* _Problem to work on_: Word for word, output the data that follows.

* _Data to examine_:
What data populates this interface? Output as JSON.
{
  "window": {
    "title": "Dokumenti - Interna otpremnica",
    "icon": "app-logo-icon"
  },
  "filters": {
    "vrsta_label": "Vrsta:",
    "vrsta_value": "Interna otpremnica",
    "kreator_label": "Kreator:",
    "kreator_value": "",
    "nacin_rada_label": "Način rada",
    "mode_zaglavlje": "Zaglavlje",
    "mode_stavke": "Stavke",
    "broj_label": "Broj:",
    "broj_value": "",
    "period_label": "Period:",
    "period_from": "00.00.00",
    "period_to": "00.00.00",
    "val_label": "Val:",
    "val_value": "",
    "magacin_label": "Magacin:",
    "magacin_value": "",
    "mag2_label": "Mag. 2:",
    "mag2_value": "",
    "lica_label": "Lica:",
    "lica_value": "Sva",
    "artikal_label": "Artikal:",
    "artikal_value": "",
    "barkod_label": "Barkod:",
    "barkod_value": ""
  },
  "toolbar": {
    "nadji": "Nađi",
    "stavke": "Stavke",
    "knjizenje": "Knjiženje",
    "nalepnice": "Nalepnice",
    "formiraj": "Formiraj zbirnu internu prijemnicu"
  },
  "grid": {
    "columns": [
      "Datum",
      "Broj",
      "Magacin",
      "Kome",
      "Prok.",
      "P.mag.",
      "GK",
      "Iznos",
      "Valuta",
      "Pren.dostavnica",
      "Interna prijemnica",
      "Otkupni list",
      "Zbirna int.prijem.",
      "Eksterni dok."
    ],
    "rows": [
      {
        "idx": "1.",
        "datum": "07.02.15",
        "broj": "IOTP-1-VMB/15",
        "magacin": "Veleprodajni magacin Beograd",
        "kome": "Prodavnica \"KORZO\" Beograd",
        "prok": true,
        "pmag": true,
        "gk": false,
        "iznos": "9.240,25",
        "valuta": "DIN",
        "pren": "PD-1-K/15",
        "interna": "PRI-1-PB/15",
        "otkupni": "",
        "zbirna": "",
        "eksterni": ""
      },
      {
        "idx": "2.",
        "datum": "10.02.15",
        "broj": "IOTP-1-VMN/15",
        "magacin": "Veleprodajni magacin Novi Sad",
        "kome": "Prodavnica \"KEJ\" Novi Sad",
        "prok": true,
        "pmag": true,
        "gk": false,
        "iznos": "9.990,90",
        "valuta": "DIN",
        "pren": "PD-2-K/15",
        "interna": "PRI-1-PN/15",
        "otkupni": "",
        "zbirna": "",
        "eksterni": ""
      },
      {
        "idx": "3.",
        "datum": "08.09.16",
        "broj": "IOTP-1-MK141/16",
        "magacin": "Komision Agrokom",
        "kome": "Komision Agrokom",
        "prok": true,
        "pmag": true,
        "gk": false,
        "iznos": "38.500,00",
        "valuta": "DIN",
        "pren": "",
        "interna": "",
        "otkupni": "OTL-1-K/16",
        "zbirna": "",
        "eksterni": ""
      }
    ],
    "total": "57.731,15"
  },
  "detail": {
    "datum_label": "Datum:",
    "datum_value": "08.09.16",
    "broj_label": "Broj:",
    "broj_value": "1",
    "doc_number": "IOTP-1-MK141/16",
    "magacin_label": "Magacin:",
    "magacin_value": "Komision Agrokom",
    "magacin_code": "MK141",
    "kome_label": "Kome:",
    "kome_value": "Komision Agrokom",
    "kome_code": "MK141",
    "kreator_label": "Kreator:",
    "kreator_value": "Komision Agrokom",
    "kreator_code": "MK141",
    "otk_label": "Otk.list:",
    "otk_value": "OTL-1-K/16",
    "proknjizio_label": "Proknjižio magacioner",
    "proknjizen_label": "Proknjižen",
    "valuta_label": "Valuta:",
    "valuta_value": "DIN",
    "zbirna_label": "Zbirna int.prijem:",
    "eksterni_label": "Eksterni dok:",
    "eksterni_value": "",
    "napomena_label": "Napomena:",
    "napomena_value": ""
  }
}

* _Result of this task_:
What data populates this interface? Output as JSON.
{
  "window": {
    "title": "Dokumenti - Interna otpremnica",
    "icon": "app-logo-icon"
  },
  "filters": {
    "vrsta_label": "Vrsta:",
    "vrsta_value": "Interna otpremnica",
    "kreator_label": "Kreator:",
    "kreator_value": "",
    "nacin_rada_label": "Način rada",
    "mode_zaglavlje": "Zaglavlje",
    "mode_stavke": "Stavke",
    "broj_label": "Broj:",
    "broj_value": "",
    "period_label": "Period:",
    "period_from": "00.00.00",
    "period_to": "00.00.00",
    "val_label": "Val:",
    "val_value": "",
    "magacin_label": "Magacin:",
    "magacin_value": "",
    "mag2_label": "Mag. 2:",
    "mag2_value": "",
    "lica_label": "Lica:",
    "lica_value": "Sva",
    "artikal_label": "Artikal:",
    "artikal_value": "",
    "barkod_label": "Barkod:",
    "barkod_value": ""
  },
  "toolbar": {
    "nadji": "Nađi",
    "stavke": "Stavke",
    "knjizenje": "Knjiženje",
    "nalepnice": "Nalepnice",
    "formiraj": "Formiraj zbirnu internu prijemnicu"
  },
  "grid": {
    "columns": [
      "Datum",
      "Broj",
      "Magacin",
      "Kome",
      "Prok.",
      "P.mag.",
      "GK",
      "Iznos",
      "Valuta",
      "Pren.dostavnica",
      "Interna prijemnica",
      "Otkupni list",
      "Zbirna int.prijem.",
      "Eksterni dok."
    ],
    "rows": [
      {
        "idx": "1.",
        "datum": "07.02.15",
        "broj": "IOTP-1-VMB/15",
        "magacin": "Veleprodajni magacin Beograd",
        "kome": "Prodavnica \"KORZO\" Beograd",
        "prok": true,
        "pmag": true,
        "gk": false,
        "iznos": "9.240,25",
        "valuta": "DIN",
        "pren": "PD-1-K/15",
        "interna": "PRI-1-PB/15",
        "otkupni": "",
        "zbirna": "",
        "eksterni": ""
      },
      {
        "idx": "2.",
        "datum": "10.02.15",
        "broj": "IOTP-1-VMN/15",
        "magacin": "Veleprodajni magacin Novi Sad",
        "kome": "Prodavnica \"KEJ\" Novi Sad",
        "prok": true,
        "pmag": true,
        "gk": false,
        "iznos": "9.990,90",
        "valuta": "DIN",
        "pren": "PD-2-K/15",
        "interna": "PRI-1-PN/15",
        "otkupni": "",
        "zbirna": "",
        "eksterni": ""
      },
      {
        "idx": "3.",
        "datum": "08.09.16",
        "broj": "IOTP-1-MK141/16",
        "magacin": "Komision Agrokom",
        "kome": "Komision Agrokom",
        "prok": true,
        "pmag": true,
        "gk": false,
        "iznos": "38.500,00",
        "valuta": "DIN",
        "pren": "",
        "interna": "",
        "otkupni": "OTL-1-K/16",
        "zbirna": "",
        "eksterni": ""
      }
    ],
    "total": "57.731,15"
  },
  "detail": {
    "datum_label": "Datum:",
    "datum_value": "08.09.16",
    "broj_label": "Broj:",
    "broj_value": "1",
    "doc_number": "IOTP-1-MK141/16",
    "magacin_label": "Magacin:",
    "magacin_value": "Komision Agrokom",
    "magacin_code": "MK141",
    "kome_label": "Kome:",
    "kome_value": "Komision Agrokom",
    "kome_code": "MK141",
    "kreator_label": "Kreator:",
    "kreator_value": "Komision Agrokom",
    "kreator_code": "MK141",
    "otk_label": "Otk.list:",
    "otk_value": "OTL-1-K/16",
    "proknjizio_label": "Proknjižio magacioner",
    "proknjizen_label": "Proknjižen",
    "valuta_label": "Valuta:",
    "valuta_value": "DIN",
    "zbirna_label": "Zbirna int.prijem:",
    "eksterni_label": "Eksterni dok:",
    "eksterni_value": "",
    "napomena_label": "Napomena:",
    "napomena_value": ""
  }
}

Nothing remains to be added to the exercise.